grief, and then, putting one hand on the wagon body, made a determined spring
Stepping on his coffin he deliberately surveyed the scene, surrounded by
the five hundred and fifty infantry on guard,2 a great number of additional soldiers
and civilian spectators, including, unfortunately, women and children.
Colonel Scammell, as Adjutant, read the order for execution, in a loud
voice, then the commanding officer3—Glover—said: " Major Andre, if you have
anything to say you can speak, for you have but a short time to live." Standing
with hands on hips, the prisoner bowed to him and replied in clear, unfaltering
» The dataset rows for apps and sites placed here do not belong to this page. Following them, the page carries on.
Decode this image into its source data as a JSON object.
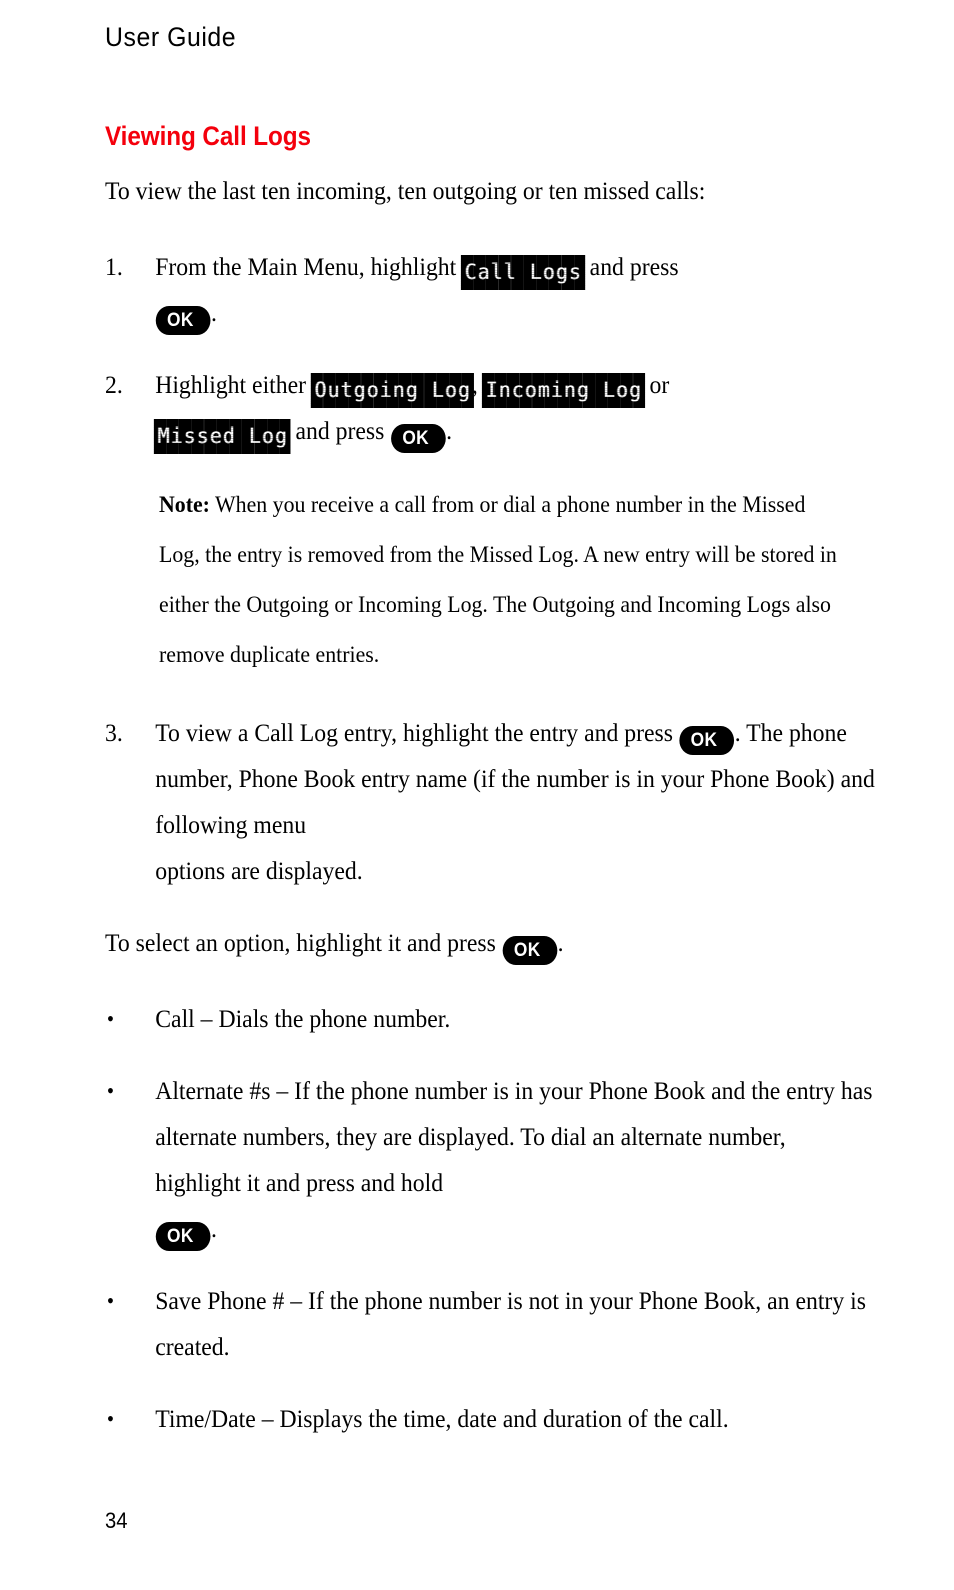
{
  "page": {
    "running_head": "User Guide",
    "folio": "34",
    "heading_color": "#f4000c"
  },
  "section": {
    "heading": "Viewing Call Logs",
    "intro": "To view the last ten incoming, ten outgoing or ten missed calls:"
  },
  "steps": [
    {
      "marker": "1.",
      "text_before": "From the Main Menu, highlight",
      "lcd": "Call Logs",
      "text_middle": "and press",
      "key": "OK",
      "text_after": "."
    },
    {
      "marker": "2.",
      "text_before": "Highlight either",
      "lcd_1": "Outgoing Log",
      "separator_1": ",",
      "lcd_2": "Incoming Log",
      "text_middle": "or",
      "lcd_3": "Missed Log",
      "text_after": "and press",
      "key": "OK",
      "text_end": "."
    },
    {
      "marker": "3.",
      "text_before": "To view a Call Log entry, highlight the entry and press",
      "key": "OK",
      "text_after": ". The phone number, Phone Book entry name (if the number is in your Phone Book) and following menu",
      "text_lastline": "options are displayed."
    }
  ],
  "note": {
    "label": "Note:",
    "text": "When you receive a call from or dial a phone number in the Missed Log, the entry is removed from the Missed Log. A new entry will be stored in either the Outgoing or Incoming Log. The Outgoing and Incoming Logs also remove duplicate entries."
  },
  "select_instruction": {
    "text_before": "To select an option, highlight it and press",
    "key": "OK",
    "text_after": "."
  },
  "options": [
    {
      "marker": "•",
      "text": "Call – Dials the phone number."
    },
    {
      "marker": "•",
      "text_before": "Alternate #s – If the phone number is in your Phone Book and the entry has alternate numbers, they are displayed. To dial an alternate number, highlight it and press and hold",
      "key": "OK",
      "text_after": "."
    },
    {
      "marker": "•",
      "text": "Save Phone # – If the phone number is not in your Phone Book, an entry is created."
    },
    {
      "marker": "•",
      "text": "Time/Date – Displays the time, date and duration of the call."
    }
  ]
}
. I have nothing more to say, gentlemen, than this: I pray you to bear witness that I
meet my fate like a brave man.
All I request of you, gentlemen, is that you will bear witness—
The Continental Journal, Boston :
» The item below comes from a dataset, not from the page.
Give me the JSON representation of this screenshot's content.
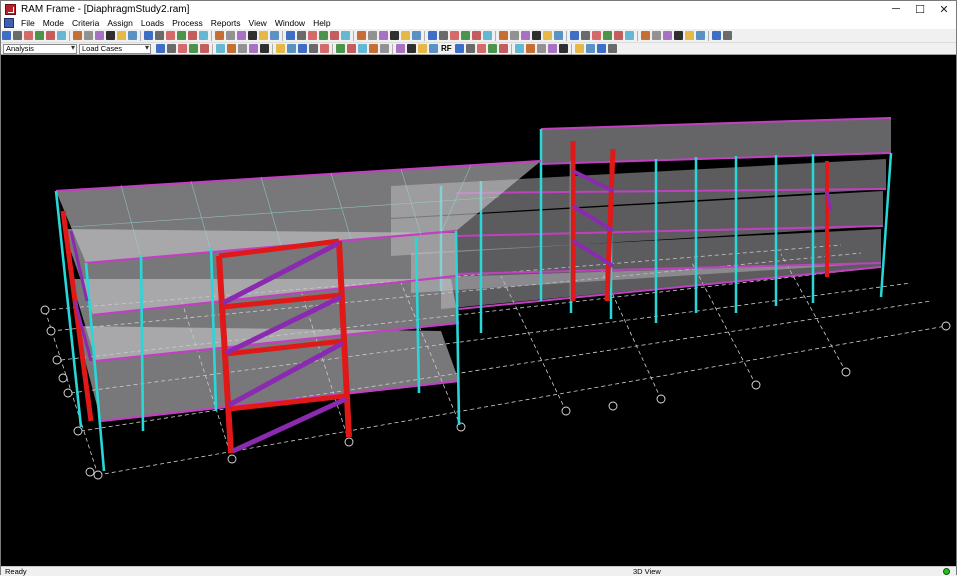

I have said all I had to say, before ; all I request of you—
The hangman, a Tory named Strickland, who was under arrest, and had
been promised liberty for performing the odious office, had disguised himself by
smearing his face with stuff like shoe-blacking, producing a hideous effect. Some
of the stuff probably adhered to his hands, for on approaching Andre he was
repulsed with the sharp command: "Take off your black hands." Removing his
gold-laced cocked-hat, and handing it5 and his watch6 to his servant, who stood by
the wagon, he next took off his white neck-cloth, and put it in his coat-pocket,7
unbuttoned his shirt-collar and turned it down. Taking the noose from Strick-
land's hands he put it over his head and drew it close around the throat; then,
taking a handkerchief from his pocket, he bandaged his eyes, and stood awaiting
death. The hangman fastened the rope to the cross-beam,8 when the com-
manding officer suddenly ordered Andre's hands to be tied. Andre immediately
1 Among the extraordinary circumstances that attended him in the midst of his enemies, he died universally
2 Colonel Israel Shreve, Second New Jersey, commanded the detachment.—Shreve.
3 Baldwin — but Thacher says it was Scammell.
* He appeared as little daunted as John Rogers is said to have been when about to be burnt at the stake.—
Poor Andr£ was executed yesterday; nor did it happen without a tear on my part. He was a rare character.
From the time of his capture to his last moments, his conduct was such as did honor to the human race.
I mean by these words to express all that can be said favorable of man. The compassion of every man of
feeling and sentiment was excited for him, beyond your conception.—Lieutenant Colonel Richard K.
Meade to Colonel Theodoric Bland, Jr., October 3.
(Meade was one of Washington's Aids, and grandfather of Commodore R. W. Meade, U. S. N.)
Joel Barlow, who was then chaplain of General Poor's brigade of the Massachusetts line, was a spectator, and
says : " A politer gentleman, or a greater character of his age, perhaps is not alive. He suffered with
calmness and cheerfulness."
6 L. M. Sargent.
« J. R. Simms.
7 These trivial details serve to illustrate how eye-witnesses' accounts differ. One says the hat and " stock " were
laid on the coffin. 8 This fact, page 76.
Click tabs to swap between content that is broken into logical sections.